TASK DETAILS – All of the lines below need to be copied exactly, apart from the pictures.

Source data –
::::::::
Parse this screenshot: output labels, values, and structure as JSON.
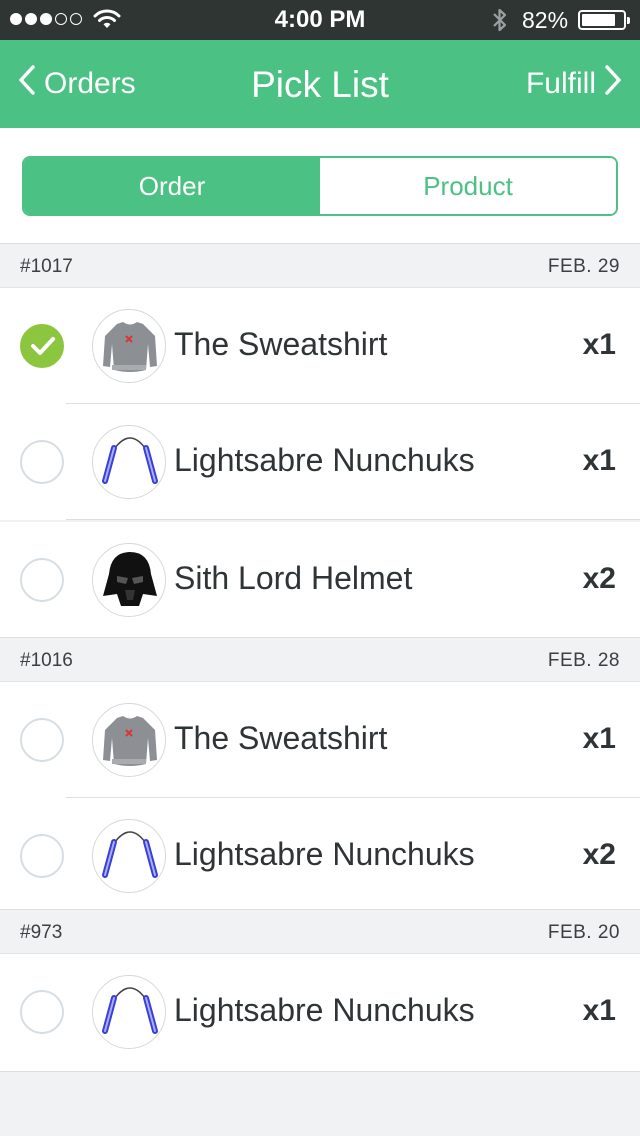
{
  "status_bar": {
    "time": "4:00 PM",
    "battery_percent": "82%",
    "battery_level": 0.82,
    "signal_dots_filled": 3,
    "signal_dots_total": 5
  },
  "nav": {
    "back_label": "Orders",
    "title": "Pick List",
    "forward_label": "Fulfill"
  },
  "segments": {
    "order_label": "Order",
    "product_label": "Product",
    "active": "order"
  },
  "colors": {
    "brand": "#4cc184",
    "checked": "#8cc63f",
    "status_bar": "#2e3532"
  },
  "groups": [
    {
      "number": "#1017",
      "date": "FEB. 29",
      "items": [
        {
          "name": "The Sweatshirt",
          "qty": "x1",
          "checked": true,
          "icon": "sweatshirt-icon"
        },
        {
          "name": "Lightsabre Nunchuks",
          "qty": "x1",
          "checked": false,
          "icon": "nunchuks-icon"
        },
        {
          "name": "Sith Lord Helmet",
          "qty": "x2",
          "checked": false,
          "icon": "helmet-icon"
        }
      ]
    },
    {
      "number": "#1016",
      "date": "FEB. 28",
      "items": [
        {
          "name": "The Sweatshirt",
          "qty": "x1",
          "checked": false,
          "icon": "sweatshirt-icon"
        },
        {
          "name": "Lightsabre Nunchuks",
          "qty": "x2",
          "checked": false,
          "icon": "nunchuks-icon"
        }
      ]
    },
    {
      "number": "#973",
      "date": "FEB. 20",
      "items": [
        {
          "name": "Lightsabre Nunchuks",
          "qty": "x1",
          "checked": false,
          "icon": "nunchuks-icon"
        }
      ]
    }
  ]
}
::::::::
RESPONSE TO THE EXERCISE –
Parse this screenshot: output labels, values, and structure as JSON.
{
  "status_bar": {
    "time": "4:00 PM",
    "battery_percent": "82%",
    "battery_level": 0.82,
    "signal_dots_filled": 3,
    "signal_dots_total": 5
  },
  "nav": {
    "back_label": "Orders",
    "title": "Pick List",
    "forward_label": "Fulfill"
  },
  "segments": {
    "order_label": "Order",
    "product_label": "Product",
    "active": "order"
  },
  "colors": {
    "brand": "#4cc184",
    "checked": "#8cc63f",
    "status_bar": "#2e3532"
  },
  "groups": [
    {
      "number": "#1017",
      "date": "FEB. 29",
      "items": [
        {
          "name": "The Sweatshirt",
          "qty": "x1",
          "checked": true,
          "icon": "sweatshirt-icon"
        },
        {
          "name": "Lightsabre Nunchuks",
          "qty": "x1",
          "checked": false,
          "icon": "nunchuks-icon"
        },
        {
          "name": "Sith Lord Helmet",
          "qty": "x2",
          "checked": false,
          "icon": "helmet-icon"
        }
      ]
    },
    {
      "number": "#1016",
      "date": "FEB. 28",
      "items": [
        {
          "name": "The Sweatshirt",
          "qty": "x1",
          "checked": false,
          "icon": "sweatshirt-icon"
        },
        {
          "name": "Lightsabre Nunchuks",
          "qty": "x2",
          "checked": false,
          "icon": "nunchuks-icon"
        }
      ]
    },
    {
      "number": "#973",
      "date": "FEB. 20",
      "items": [
        {
          "name": "Lightsabre Nunchuks",
          "qty": "x1",
          "checked": false,
          "icon": "nunchuks-icon"
        }
      ]
    }
  ]
}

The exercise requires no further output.